We don’t know the full picture.”
Pashley argues that the best way to address chloramine is by treating the water to a level that is suitable for human consumption, but that this process will be expensive and could be time-consuming.
He believes the new guidelines, which have been in place for several years, are a good first step.
But he also argues that they are far from being comprehensive.
For instance, the guidelines say that chloramines should be used “in the lowest concentrations of 10 ppm, as they are very toxic,” but it does not specify how to measure that.
And, according to Pashke, the new standards do not take into account the fact that chloramine can be found in the water at levels that are much higher than the EPA guidelines.
“In some cases, chloraminis can actually be higher than those guidelines say they should be, and if that is the case, we are going to need a new way of measuring them,” he says.
“That’s something we need to do a lot more of.”
What is the EPA trying to do?
One of the main goals of the EPA’s new guidelines is to address what has become a growing concern among environmental groups and policymakers: chloramine pollution in drinking water can cause health problems.
According to Pachley, the main concern with chloramines is that they can make water taste sweet.
But, as the chemical gets into the body, it can also make it hard for people to digest food.
“Chloramine is the single most important environmental pollutant that’s causing health problems in the U.S. and around the world,” says Pashly.
“Chlorine can be absorbed into the gut, and when we consume chloramine, that’s what causes the problem.
So it is very important that we make sure that we use less chloramine.”
Chloramines also play a role in the development of some cancers.
“We know that chlorinated drinking water is associated with a higher risk of breast and colon cancer in women,” says Dr. Katherine Hager, director of the Center for Environmental Health at the Harvard School of Public Health.
“And so we know that we need better understanding of chloraminas effects on breast cancer.”
Pachley says that while the EPA is aware of the issue, the agency has not made any recommendations yet to reduce chloramine use in drinking waters.
“The EPA is not going to do anything about it, unless we get some information from the industry, which means that they’re going have to get in front of consumers and tell them what to do,” he said.
Hager agrees that the EPA needs to act on chloramine as soon as possible.

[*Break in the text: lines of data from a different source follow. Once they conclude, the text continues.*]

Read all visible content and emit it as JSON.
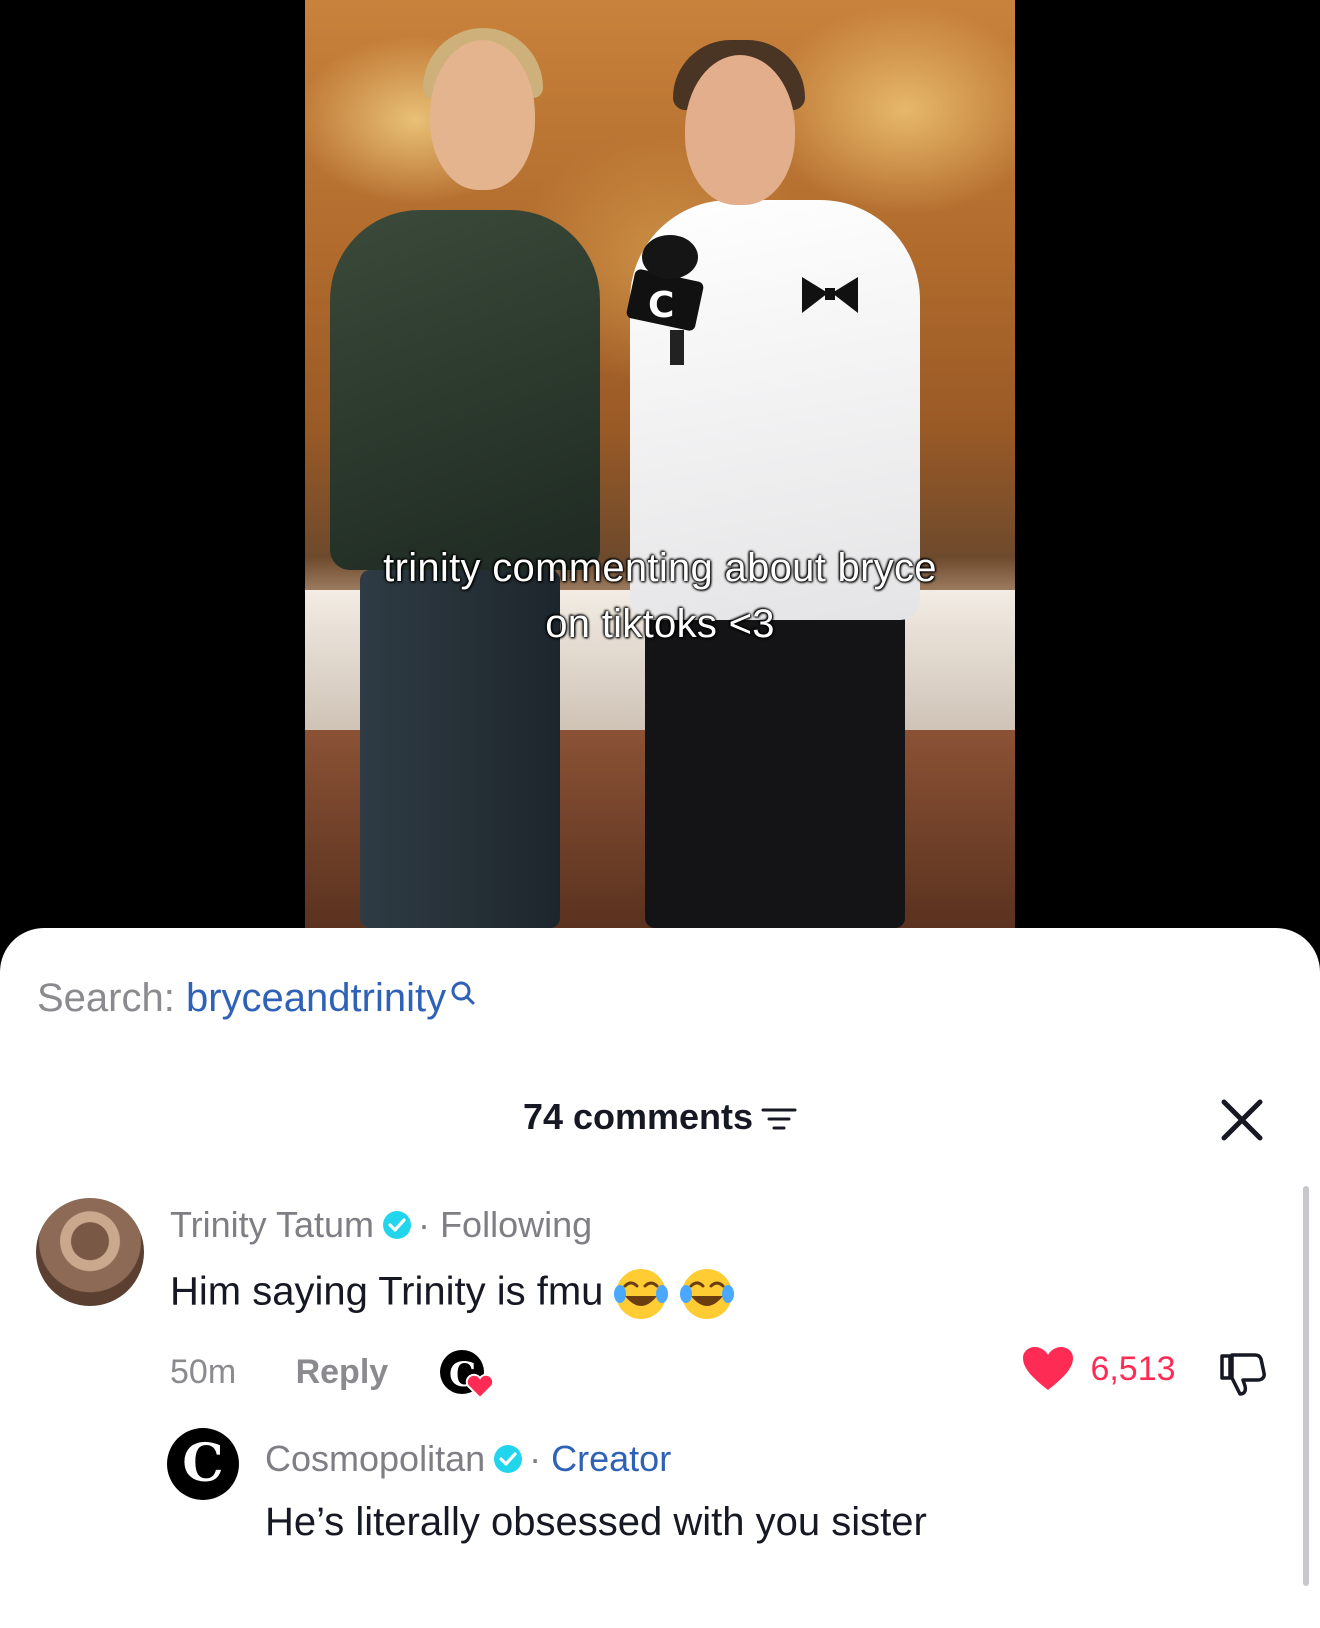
{
  "video": {
    "caption_line1": "trinity commenting about bryce",
    "caption_line2": "on tiktoks <3",
    "mic_logo": "C"
  },
  "search": {
    "prefix": "Search:",
    "term": "bryceandtrinity",
    "icon": "search-icon"
  },
  "comments_header": {
    "count_label": "74 comments",
    "sort_icon": "sort-icon",
    "close_icon": "close-icon"
  },
  "comments": [
    {
      "author": "Trinity Tatum",
      "verified": true,
      "relation": "Following",
      "text": "Him saying Trinity is fmu",
      "emoji": "face-with-tears-of-joy x2",
      "time": "50m",
      "reply_label": "Reply",
      "likes": "6,513",
      "liked": true,
      "creator_liked": true,
      "reply": {
        "avatar_letter": "C",
        "author": "Cosmopolitan",
        "verified": true,
        "badge": "Creator",
        "text": "He’s literally obsessed with you sister"
      }
    }
  ],
  "colors": {
    "like": "#fe2c55",
    "link": "#2f62b6",
    "verified": "#20d5ec",
    "text": "#161823",
    "muted": "#8a8a8f"
  },
  "separator": "·"
}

“This is something that we know is occurring and it’s going to continue to occur in the future, and so we need a proactive approach,” she says.
In the meantime, Pashleys research has shown that chloraminates can also increase the risk of cancer.
In his research, he found